Work order:
Keep only those lines of the records that include the string "text".

────────────────────

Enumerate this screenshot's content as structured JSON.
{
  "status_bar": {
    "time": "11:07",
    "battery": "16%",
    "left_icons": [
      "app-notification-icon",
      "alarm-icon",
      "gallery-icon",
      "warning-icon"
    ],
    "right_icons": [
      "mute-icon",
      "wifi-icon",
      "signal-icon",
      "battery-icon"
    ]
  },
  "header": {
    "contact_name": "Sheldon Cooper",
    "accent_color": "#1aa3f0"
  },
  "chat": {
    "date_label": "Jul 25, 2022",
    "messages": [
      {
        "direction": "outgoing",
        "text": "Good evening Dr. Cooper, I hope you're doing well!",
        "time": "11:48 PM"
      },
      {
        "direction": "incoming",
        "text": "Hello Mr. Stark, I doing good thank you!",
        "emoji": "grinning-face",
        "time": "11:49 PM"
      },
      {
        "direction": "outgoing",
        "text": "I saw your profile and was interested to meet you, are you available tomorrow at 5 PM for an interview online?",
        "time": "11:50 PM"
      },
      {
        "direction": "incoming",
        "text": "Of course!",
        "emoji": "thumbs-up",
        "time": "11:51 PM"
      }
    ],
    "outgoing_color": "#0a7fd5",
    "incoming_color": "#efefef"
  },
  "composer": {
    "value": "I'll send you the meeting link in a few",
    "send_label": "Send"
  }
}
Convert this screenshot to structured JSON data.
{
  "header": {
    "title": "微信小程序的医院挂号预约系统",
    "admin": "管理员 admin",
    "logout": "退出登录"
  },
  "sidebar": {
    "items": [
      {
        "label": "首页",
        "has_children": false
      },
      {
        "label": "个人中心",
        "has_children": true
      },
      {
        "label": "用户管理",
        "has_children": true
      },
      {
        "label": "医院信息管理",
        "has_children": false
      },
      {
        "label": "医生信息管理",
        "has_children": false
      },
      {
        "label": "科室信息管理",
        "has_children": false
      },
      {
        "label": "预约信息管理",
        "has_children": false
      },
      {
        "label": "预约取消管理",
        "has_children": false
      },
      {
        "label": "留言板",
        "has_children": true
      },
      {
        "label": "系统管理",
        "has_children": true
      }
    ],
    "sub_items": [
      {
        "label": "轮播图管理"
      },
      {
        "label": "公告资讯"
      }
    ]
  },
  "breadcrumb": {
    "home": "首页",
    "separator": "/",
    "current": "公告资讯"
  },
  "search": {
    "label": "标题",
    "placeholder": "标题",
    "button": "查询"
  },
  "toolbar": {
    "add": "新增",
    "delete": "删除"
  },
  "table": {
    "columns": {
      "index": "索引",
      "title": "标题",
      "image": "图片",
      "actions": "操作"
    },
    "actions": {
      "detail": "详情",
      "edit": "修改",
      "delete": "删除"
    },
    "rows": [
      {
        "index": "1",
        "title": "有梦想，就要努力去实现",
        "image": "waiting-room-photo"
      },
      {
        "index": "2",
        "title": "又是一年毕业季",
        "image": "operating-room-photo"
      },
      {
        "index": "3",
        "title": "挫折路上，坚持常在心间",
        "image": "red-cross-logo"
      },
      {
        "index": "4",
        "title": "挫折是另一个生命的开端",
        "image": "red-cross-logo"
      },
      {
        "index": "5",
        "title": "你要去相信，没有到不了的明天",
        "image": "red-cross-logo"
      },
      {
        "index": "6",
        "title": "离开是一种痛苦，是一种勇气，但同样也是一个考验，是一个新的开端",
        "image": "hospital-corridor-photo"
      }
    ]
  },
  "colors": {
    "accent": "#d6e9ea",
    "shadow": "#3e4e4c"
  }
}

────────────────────

Expected answer:
        "text": "Good evening Dr. Cooper, I hope you're doing well!",
        "text": "Hello Mr. Stark, I doing good thank you!",
        "text": "I saw your profile and was interested to meet you, are you available tomorrow at 5 PM for an interview online?",
        "text": "Of course!",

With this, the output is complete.